The data business is one of creativity, and what could be more creative than asking companies to send you their invoices and other types of billing data so you can get them into a database and sell the aggregate results back to them? Now, why would something like this ever make sense? Well, in many industries, there is nothing more useful or important than pricing information. Yet the pricing information that many companies publish (if they publish it at all) is almost always the list price. And in many industries, the list price is close to meaningless, since every customer will have a special deal and varying discount. So how do you develop a database of what companies are really paying for specific products and services? Ask to see their invoices!

There are lots of spins on this intriguing model, so let’s take a look…

The question already on your mind quite likely is, “Why would any company let me look at its invoices?” The simple answer is what I often refer to as “strength in numbers.” A company will happily give up its individual data (properly secured and anonymized) in exchange for access to the aggregate results. And they’ll pay for that access, and that’s exactly the play here.

A great example of collecting, normalizing and reporting out information drawn directly from the internal systems of advertising agencies can be found in a company called SQAD. Its NetCosts product collects data for media purchases from advertising agencies worldwide, generating what may be the only honest look at what broadcasters are charging for media buys, and even what they have charged into the future. You can immediately see how valuable this information can be.

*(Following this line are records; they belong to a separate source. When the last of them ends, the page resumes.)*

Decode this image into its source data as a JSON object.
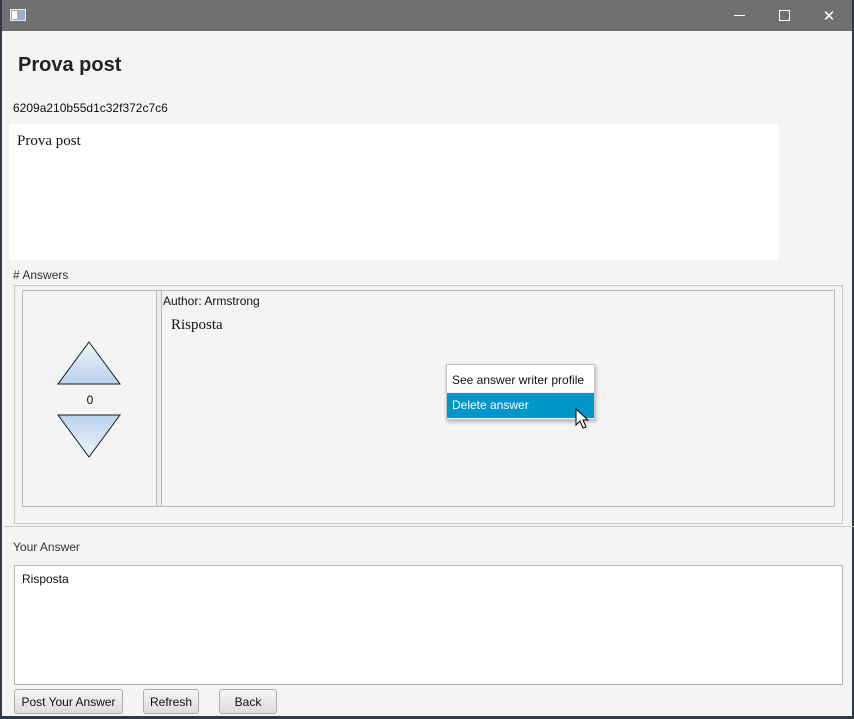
{
  "window": {
    "app_icon": "window-icon",
    "controls": {
      "minimize_icon": "minimize-icon",
      "maximize_icon": "maximize-icon",
      "close_icon": "close-icon",
      "close_glyph": "✕"
    }
  },
  "post": {
    "title": "Prova post",
    "id": "6209a210b55d1c32f372c7c6",
    "body": "Prova post"
  },
  "answers": {
    "label": "# Answers",
    "items": [
      {
        "votes": "0",
        "author": "Author: Armstrong",
        "text": "Risposta",
        "upvote_icon": "triangle-up-icon",
        "downvote_icon": "triangle-down-icon"
      }
    ]
  },
  "context_menu": {
    "items": [
      {
        "label": "See answer writer profile",
        "active": false
      },
      {
        "label": "Delete answer",
        "active": true
      }
    ],
    "highlight_color": "#0096c9"
  },
  "your_answer": {
    "label": "Your Answer",
    "value": "Risposta"
  },
  "buttons": {
    "post": "Post Your Answer",
    "refresh": "Refresh",
    "back": "Back"
  },
  "colors": {
    "titlebar": "#707070",
    "background": "#f4f4f4",
    "triangle_fill_top": "#eef4fb",
    "triangle_fill_bottom": "#b9d3ee"
  }
}
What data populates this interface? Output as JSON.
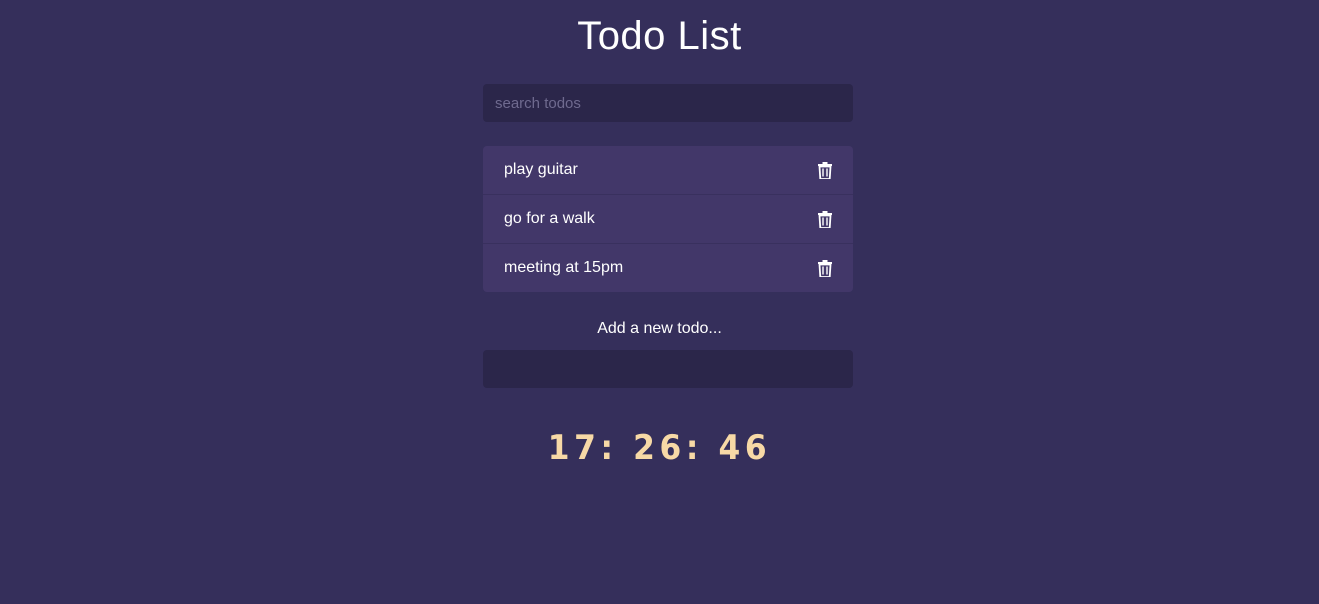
{
  "title": "Todo List",
  "search": {
    "placeholder": "search todos",
    "value": ""
  },
  "todos": [
    {
      "text": "play guitar",
      "icon": "trash-icon"
    },
    {
      "text": "go for a walk",
      "icon": "trash-icon"
    },
    {
      "text": "meeting at 15pm",
      "icon": "trash-icon"
    }
  ],
  "add": {
    "label": "Add a new todo...",
    "value": ""
  },
  "clock": "17: 26: 46",
  "colors": {
    "background": "#352f5b",
    "input_bg": "#2b264a",
    "item_bg": "#423769",
    "clock": "#f7d9a6"
  }
}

Thomson West has a product called Peer Monitor that does the same thing in a slightly different way: rather than work with the recipients of invoices, it works with the senders of invoices, in this case law firms, to collect similar data to be used in similar ways.

If it sounds like a lot of work, it is, or probably was. That’s because SQAD now receives most of its purchase data digitally, through interfaces with client systems. And while those interfaces were doubtless painful to build, at the same time SQAD has built an almost impregnable franchise, because as long as SQAD doesn’t get greedy, nobody can justify the time, cost and pain to try to compete with them. The same holds true for Peer Monitor.

There’s also what might be called the pre-order model. Here, your objective is to gather RFPs and proposals to get a true look at what companies are proposing to charge for their products. One advantage of picking up information at this stage is that there is often a lot more detail, allowing you to collect even more granular product price data. A great example of this model is MD Buyline, a company that collects price quotes and proposals on medical equipment to build a high-accuracy pricing database.

Lots of variant models, but the objective is the same: gather data on actual prices being charged in the marketplace, the more granular the better. Your job is to aggregate, normalize, and report back to the marketplace, while protecting the anonymity of those who participate.

It’s important to note that the need for pricing data isn’t equally compelling in every market. The dynamic seems to be a reasonably large pool of both buyers and sellers, and a solid tradition of haggling over price. It won’t work for everyone, but it’s certainly worth considering if it would work in your market.